Assorted content for your weekend reading.- Duncan Brown discusses the connection between precarious work and low productivity. And Sara Mojtehedzadeh examines how Ontario’s workers’ compensation system is pushing injured individuals into grinding pove… . . . → Read More: Accidental Deliberations: Saturday Morning Links
This and that for your Sunday reading.- Lana Payne highlights how Kevin O’Leary’s obliviousness to inequality makes him a relic. But Linda McQuaig notes that however distant O’Leary may be from the public, he’s not that far removed from all too many Co… . . . → Read More: Accidental Deliberations: Sunday Morning Links
Christopher Kam’s series of posts on political parties’ strategy surrounding electoral reform is definitely worth a read. But I’ll stand by the view that there’s another alternative interpretation of the likely outcomes – particularly based on the like… . . . → Read More: Accidental Deliberations: On strategic choices
Others have duly criticized the Star’s editorial on electoral reform.

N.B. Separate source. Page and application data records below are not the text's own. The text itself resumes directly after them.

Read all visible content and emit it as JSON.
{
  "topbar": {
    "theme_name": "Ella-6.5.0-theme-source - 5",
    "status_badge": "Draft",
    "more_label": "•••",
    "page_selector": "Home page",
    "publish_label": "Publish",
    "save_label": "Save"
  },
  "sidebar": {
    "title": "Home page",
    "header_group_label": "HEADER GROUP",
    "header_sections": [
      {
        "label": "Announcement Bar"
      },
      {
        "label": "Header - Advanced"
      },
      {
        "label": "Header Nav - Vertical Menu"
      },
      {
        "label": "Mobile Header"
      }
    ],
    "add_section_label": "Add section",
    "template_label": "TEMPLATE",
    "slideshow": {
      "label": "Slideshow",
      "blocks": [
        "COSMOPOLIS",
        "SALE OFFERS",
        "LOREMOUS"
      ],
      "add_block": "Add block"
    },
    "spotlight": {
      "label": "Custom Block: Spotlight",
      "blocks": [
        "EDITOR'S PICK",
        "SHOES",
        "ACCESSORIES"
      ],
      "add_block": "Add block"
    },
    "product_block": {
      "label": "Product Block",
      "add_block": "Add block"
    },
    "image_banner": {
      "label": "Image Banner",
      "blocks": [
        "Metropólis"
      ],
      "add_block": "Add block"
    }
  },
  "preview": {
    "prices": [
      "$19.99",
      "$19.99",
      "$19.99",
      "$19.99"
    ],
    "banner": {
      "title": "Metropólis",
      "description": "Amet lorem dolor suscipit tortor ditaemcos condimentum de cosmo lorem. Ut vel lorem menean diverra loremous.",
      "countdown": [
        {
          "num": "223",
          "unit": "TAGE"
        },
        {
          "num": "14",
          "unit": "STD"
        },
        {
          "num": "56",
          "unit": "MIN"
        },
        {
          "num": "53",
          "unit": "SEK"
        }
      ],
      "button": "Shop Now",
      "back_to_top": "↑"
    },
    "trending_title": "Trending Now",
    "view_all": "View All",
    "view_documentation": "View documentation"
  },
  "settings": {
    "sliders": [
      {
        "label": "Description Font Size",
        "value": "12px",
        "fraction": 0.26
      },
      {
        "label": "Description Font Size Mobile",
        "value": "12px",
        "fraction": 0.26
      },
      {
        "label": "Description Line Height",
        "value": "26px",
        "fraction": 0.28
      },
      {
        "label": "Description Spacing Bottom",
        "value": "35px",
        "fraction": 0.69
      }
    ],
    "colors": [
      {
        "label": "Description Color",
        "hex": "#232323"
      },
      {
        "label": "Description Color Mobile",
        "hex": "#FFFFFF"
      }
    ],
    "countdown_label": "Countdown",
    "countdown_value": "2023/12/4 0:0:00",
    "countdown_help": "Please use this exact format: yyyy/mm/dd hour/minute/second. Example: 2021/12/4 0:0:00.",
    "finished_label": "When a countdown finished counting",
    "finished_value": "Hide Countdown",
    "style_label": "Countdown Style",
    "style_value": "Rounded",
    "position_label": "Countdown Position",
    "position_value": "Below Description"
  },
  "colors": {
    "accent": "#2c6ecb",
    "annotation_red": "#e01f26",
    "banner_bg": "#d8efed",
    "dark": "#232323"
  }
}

But I’ll argue that it can be brought in line with reasonable expectations with one important change.Simply put, it’s not a problem to insist upon “broad consensus” on a new electora… . . . → Read More: Accidental Deliberations: On standards for reform
Assorted content to end your week.- John O’Farrell argues that a basic income provides a needed starting point for innovation and entrepreneurship by people who don’t enjoy the advantage of inherited wealth:But in fact it is the current situation that … . . . → Read More: Accidental Deliberations: Friday Morning Links
Assorted content to start your new year.- Paul Krugman points out that as tends to be the case, the U.S.’ modest increase in high-end tax rates in 2013 managed to produce both more fair taxation and strong economic growth.- But Michael Hudson notes tha… . . . → Read More: Accidental Deliberations: Friday Afternoon Links
This and that for your Thursday reading.- Owen Jones writes that the UK’s flooding is just one example of what happens when the public sector which is supposed to look out for the common good is slashed out of short-term political calculation. And J. B… . . . → Read More: Accidental Deliberations: Thursday Morning Links
Not surprisingly given my previous comments on the Libs’ electoral reform promise, it’s a plus that they’re sticking with it rather than giving in to any demand for a referendum. And hopefully the temporary diversion raised by the Cons will lead the pa… . . . → Read More: Accidental Deliberations: On failed diversions
This and that for your Sunday reading.- Andrew Jackson makes the case for a federal budget aimed at boosting investment in Canada’s economy:Public infrastructure investment has a much greater short term impact on growth and jobs per dollar spent than … . . . → Read More: Accidental Deliberations: Sunday Afternoon Links